Even worse, argue the two Christophers, calling SoJo out on its bigotry and moral cowardice threatens relationships between evangelicals and queer people everywhere! In a passage scarcely believable for its rhetorical exaggeration, they claim that:
Those who question the integrity of an organization that adopts a moderate position make it more difficult for many evangelicals to find common ground with the LGBTQ community, in the same way that bullying tactics used by conservative organizations like Focus on the Family under the leadership of James Dobson made it difficult for many of our queer friends to ever believe that they could build authentic relationships with or find common cause with evangelicals.
So I, in pointing to Sojourners’ spineless and sniveling refusal to air Believe Out Loud, am acting “in the same way” as Focus on the Family‘s James Dobson, and am indulging in “bullying tactics”? The mind boggles.
How different the Humanist message is. How much firmer and stronger our call for compassion and acceptance. How much clearer our commitment to all human beings. The second Humanist Manifesto, written in 1973, states unequivocally that
“In the area of sexuality, we believe that intolerant attitudes, often cultivated by orthodox religions and puritanical cultures, unduly repress sexual conduct…we [do not] wish to prohibit, by law or social sanction, sexual behavior between consenting adults.
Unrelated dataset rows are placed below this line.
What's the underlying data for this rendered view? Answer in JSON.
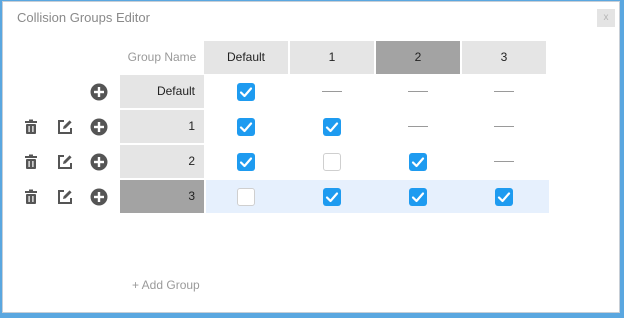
{
  "window": {
    "title": "Collision Groups Editor",
    "close_glyph": "x"
  },
  "table": {
    "name_header": "Group Name",
    "columns": [
      "Default",
      "1",
      "2",
      "3"
    ],
    "selected_column": 2,
    "rows": [
      {
        "name": "Default",
        "deletable": false,
        "editable": false,
        "cells": [
          "checked",
          "none",
          "none",
          "none"
        ]
      },
      {
        "name": "1",
        "deletable": true,
        "editable": true,
        "cells": [
          "checked",
          "checked",
          "none",
          "none"
        ]
      },
      {
        "name": "2",
        "deletable": true,
        "editable": true,
        "cells": [
          "checked",
          "unchecked",
          "checked",
          "none"
        ]
      },
      {
        "name": "3",
        "deletable": true,
        "editable": true,
        "cells": [
          "unchecked",
          "checked",
          "checked",
          "checked"
        ]
      }
    ],
    "selected_row": 3
  },
  "add_group_label": "+ Add Group",
  "colors": {
    "checkbox_checked": "#1e9bf0",
    "selected_header": "#a3a3a3",
    "header_bg": "#e5e5e5",
    "selected_row_bg": "#e6f0fd",
    "icon": "#555555"
  },
  "icons": {
    "delete": "trash-icon",
    "edit": "edit-icon",
    "add": "plus-circle-icon"
  }
}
The many varieties of sexual exploration should not in themselves be considered “evil.” Without countenancing mindless permissiveness or unbridled promiscuity, a civilized society should be a tolerant one. Short of harming others or compelling them to do likewise, individuals should be permitted to express their sexual proclivities and pursue their lifestyles as they desire.”
There’s a “decades long” commitment to equal rights and dignity for all people, years ahead of any religious organization I know. We can say as Walt Whitman said, as Sojourners couldn’t say,
“Not till the sun excludes you do I exclude you,
Not till the waters refuse to glisten for you and the leaves to
rustle for you, do my words refuse to glisten and rustle for you.”
Whitman, a queer man in an age where queerness wasn’t invented, found acceptance from Humanist Robert Ingersoll, who gave his funeral oration. Ingersoll lauded Whitman as the “poet of Love”, saying
“He was the poet of Love. He was not ashamed of that divine passion that has built every home in the world; that divine passion that has painted every picture and given us every real work of art; that divine passion that has made the world worth living in and has given some value to human life.”
As Humanists we are not ashamed of love, that “divine passion”, however it expresses itself. If you are as sickened by the pathetic weakness of Sojourners in rejecting this magnificent ad, if you are a liberal Christian who can no longer take the abuses and excuses from your so-called allies, if you seek an unambiguous message of love and acceptance for all people, regardless of sexual orientation, then on behalf of Humanists everywhere I say “Welcome, everyone!”
Support Sojourners? I’m afraid I’ll have to decline.